Last week Seattle Mayor Bruce Harrell announced that Seattle Port Commissioner Hamdi Mohamed would be joining his administration as Director of the Office of Immigrant and Refugee Affairs.

What does she hope to do in that position?

Hamdi Mohamed is not new to working in refugee and immigrant policy. But she says her new position as Director of Seattle's Office of Immigrant and Refugee Affairs is exciting.

"It gives me goosebumps to have this opportunity to lead that office and improve the lives of immigrants and refugee residents and workers in the city of Seattle, and in King County."

Mohamed was elected as a Port of Seattle commissioner in 2021, and took office in January. She'll be keeping the position, working two jobs, as most port commissioners do.

She says a big part of her new role will be making sure the region is in sync.

"There is a lot that that can be done at the city and county levels, to ensure that immigrants and refugees are being protected.
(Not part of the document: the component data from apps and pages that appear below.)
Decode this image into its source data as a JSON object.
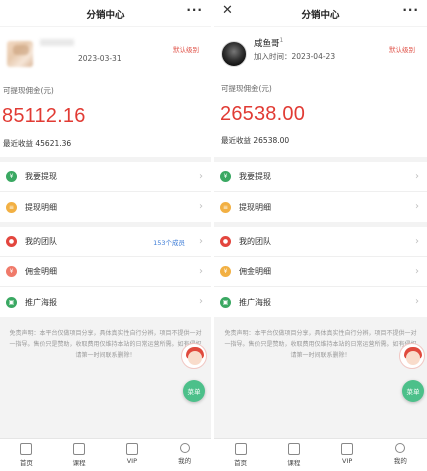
{
  "screens": [
    {
      "title": "分销中心",
      "date": "2023-03-31",
      "level_badge": "默认级别",
      "withdraw_label": "可提现佣金(元)",
      "amount": "85112.16",
      "recent_income": "最近收益 45621.36",
      "menu_group1": [
        {
          "label": "我要提现",
          "icon": "wallet-icon"
        },
        {
          "label": "提现明细",
          "icon": "receipt-icon"
        }
      ],
      "menu_group2": [
        {
          "label": "我的团队",
          "icon": "team-icon",
          "extra": "153个成员"
        },
        {
          "label": "佣金明细",
          "icon": "commission-icon"
        },
        {
          "label": "推广海报",
          "icon": "poster-icon"
        }
      ],
      "disclaimer": "免责声明：本平台仅做项目分享，具体真实性自行分辨，项目不提供一对一指导。售价只是赞助，收取费用仅维持本站的日常运营所需。如有侵权请第一时间联系删除！",
      "fab_label": "菜单",
      "tabs": [
        {
          "label": "首页",
          "icon": "home-icon"
        },
        {
          "label": "课程",
          "icon": "course-icon"
        },
        {
          "label": "VIP",
          "icon": "vip-icon"
        },
        {
          "label": "我的",
          "icon": "profile-icon"
        }
      ]
    },
    {
      "title": "分销中心",
      "name": "咸鱼哥",
      "name_sup": "1",
      "join_date": "加入时间：2023-04-23",
      "level_badge": "默认级别",
      "withdraw_label": "可提现佣金(元)",
      "amount": "26538.00",
      "recent_income": "最近收益 26538.00",
      "menu_group1": [
        {
          "label": "我要提现",
          "icon": "wallet-icon"
        },
        {
          "label": "提现明细",
          "icon": "receipt-icon"
        }
      ],
      "menu_group2": [
        {
          "label": "我的团队",
          "icon": "team-icon"
        },
        {
          "label": "佣金明细",
          "icon": "commission-icon"
        },
        {
          "label": "推广海报",
          "icon": "poster-icon"
        }
      ],
      "disclaimer": "免责声明：本平台仅做项目分享，具体真实性自行分辨，项目不提供一对一指导。售价只是赞助，收取费用仅维持本站的日常运营所需。如有侵权请第一时间联系删除！",
      "fab_label": "菜单",
      "tabs": [
        {
          "label": "首页",
          "icon": "home-icon"
        },
        {
          "label": "课程",
          "icon": "course-icon"
        },
        {
          "label": "VIP",
          "icon": "vip-icon"
        },
        {
          "label": "我的",
          "icon": "profile-icon"
        }
      ]
    }
  ]
}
We have to make sure that our local governments are coordinating with each other really well. To make sure that those services are reaching our communities."

Mohamed noted there is lots of room for improvement when it comes to regional coordination. And she's excited to step into the task.

Jorge Barón, executive director of the Northwest Immigrant Right Project, agrees that more local coordination is needed.

"I think one of the things that we've seen over the last few years has been that there's been renewed interest and recognition of the role that local jurisdictions can play in trying to remove some of the obstacles that often make it more difficult for immigrant refugee community members to be able to access opportunities and jobs and the things that they need to be able to lead a thriving live."

Especially, Barón says, when the federal government is not stepping in to assist. Such as providing legal representation to asylum seekers and undocumented immigrants.

"That's an example of where, in some cases, local jurisdictions will have to step in. To provide support in areas where unfortunately the federal government is not doing what it should do."